What to Expect at First Palliative Care Visit


After receiving a palliative care referral, a palliative registered nurse will call and explain what palliative care is to the patient and their designated healthcare agent. If the individual is agreeable to palliative services, an in-person consultation is scheduled.

At the first visit, the patient and their family will be visited by a social worker or a nurse practitioner. The palliative care specialist will provide disease education; discuss the individual’s healthcare goals; assess their physical, emotional and spiritual needs; and create a plan of care. This usually takes about 90 minutes; however, the consult may be shorter or longer. 

The purpose of the goals of care discussion is to determine what a person wants with regards to their healthcare in the future (advance directive) and what they desire right now (MOLST). The palliative specialist will help fill out or update the advance directive and/or MOLST based on the decisions made during the goals of care discussion.

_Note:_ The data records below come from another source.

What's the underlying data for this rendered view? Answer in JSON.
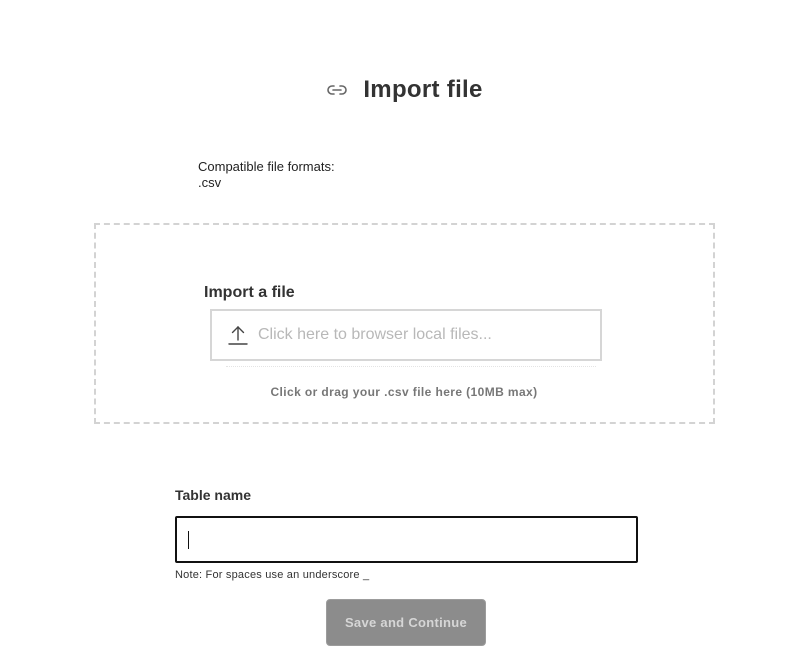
{
  "header": {
    "title": "Import file",
    "icon": "link-icon"
  },
  "formats": {
    "label": "Compatible file formats:",
    "value": ".csv"
  },
  "upload": {
    "label": "Import a file",
    "placeholder": "Click here to browser local files...",
    "icon": "upload-icon",
    "hint": "Click or drag your .csv file here (10MB max)"
  },
  "table": {
    "label": "Table name",
    "value": "",
    "note": "Note: For spaces use an underscore _"
  },
  "actions": {
    "save_label": "Save and Continue"
  }
}
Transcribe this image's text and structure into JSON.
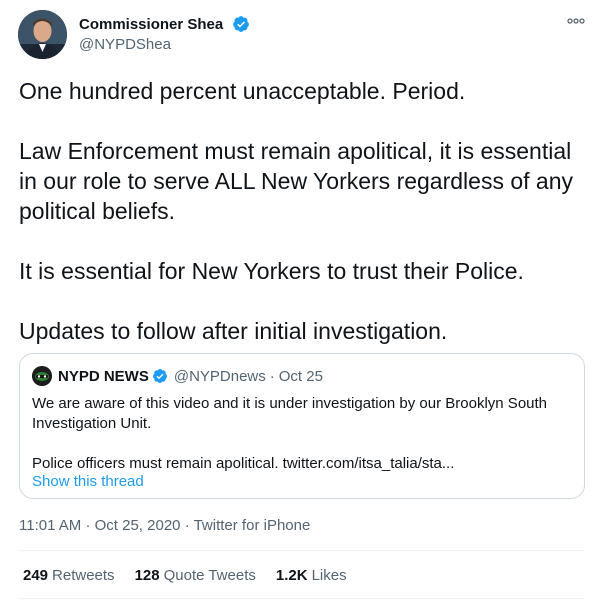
{
  "author": {
    "name": "Commissioner Shea",
    "handle": "@NYPDShea",
    "verified_color": "#1d9bf0"
  },
  "tweet": {
    "text": "One hundred percent unacceptable. Period.\n\nLaw Enforcement must remain apolitical, it is essential in our role to serve ALL New Yorkers regardless of any political beliefs.\n\nIt is essential for New Yorkers to trust their Police.\n\nUpdates to follow after initial investigation."
  },
  "quote": {
    "name": "NYPD NEWS",
    "handle": "@NYPDnews",
    "separator": "·",
    "date": "Oct 25",
    "text": "We are aware of this video and it is under investigation by our Brooklyn South Investigation Unit.\n\nPolice officers must remain apolitical. twitter.com/itsa_talia/sta...",
    "show_thread": "Show this thread"
  },
  "meta": {
    "time": "11:01 AM",
    "separator1": "·",
    "date": "Oct 25, 2020",
    "separator2": "·",
    "source": "Twitter for iPhone"
  },
  "stats": {
    "retweets_count": "249",
    "retweets_label": "Retweets",
    "quotes_count": "128",
    "quotes_label": "Quote Tweets",
    "likes_count": "1.2K",
    "likes_label": "Likes"
  },
  "icons": {
    "avatar": "profile-photo",
    "verified": "verified-badge-icon",
    "more": "more-options-icon"
  }
}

After determining the person’s wishes, the specialist will then assess any physical, emotional or spiritual needs related to the chronic illness. If the social worker is visiting and finds there are emotional needs, he/she will provide a more in-depth assessment and create a plan based on the assessment. If he/she determines that there are physical symptom management needs, he/she will schedule a visit with the nurse practitioner. Similarly, if the nurse practitioner is at the first visit and determines the patient has emotional needs, he/she will schedule a visit with the social worker. If either the social worker or the nurse practitioner finds that the
person requires spiritual support, a request for chaplain support is made.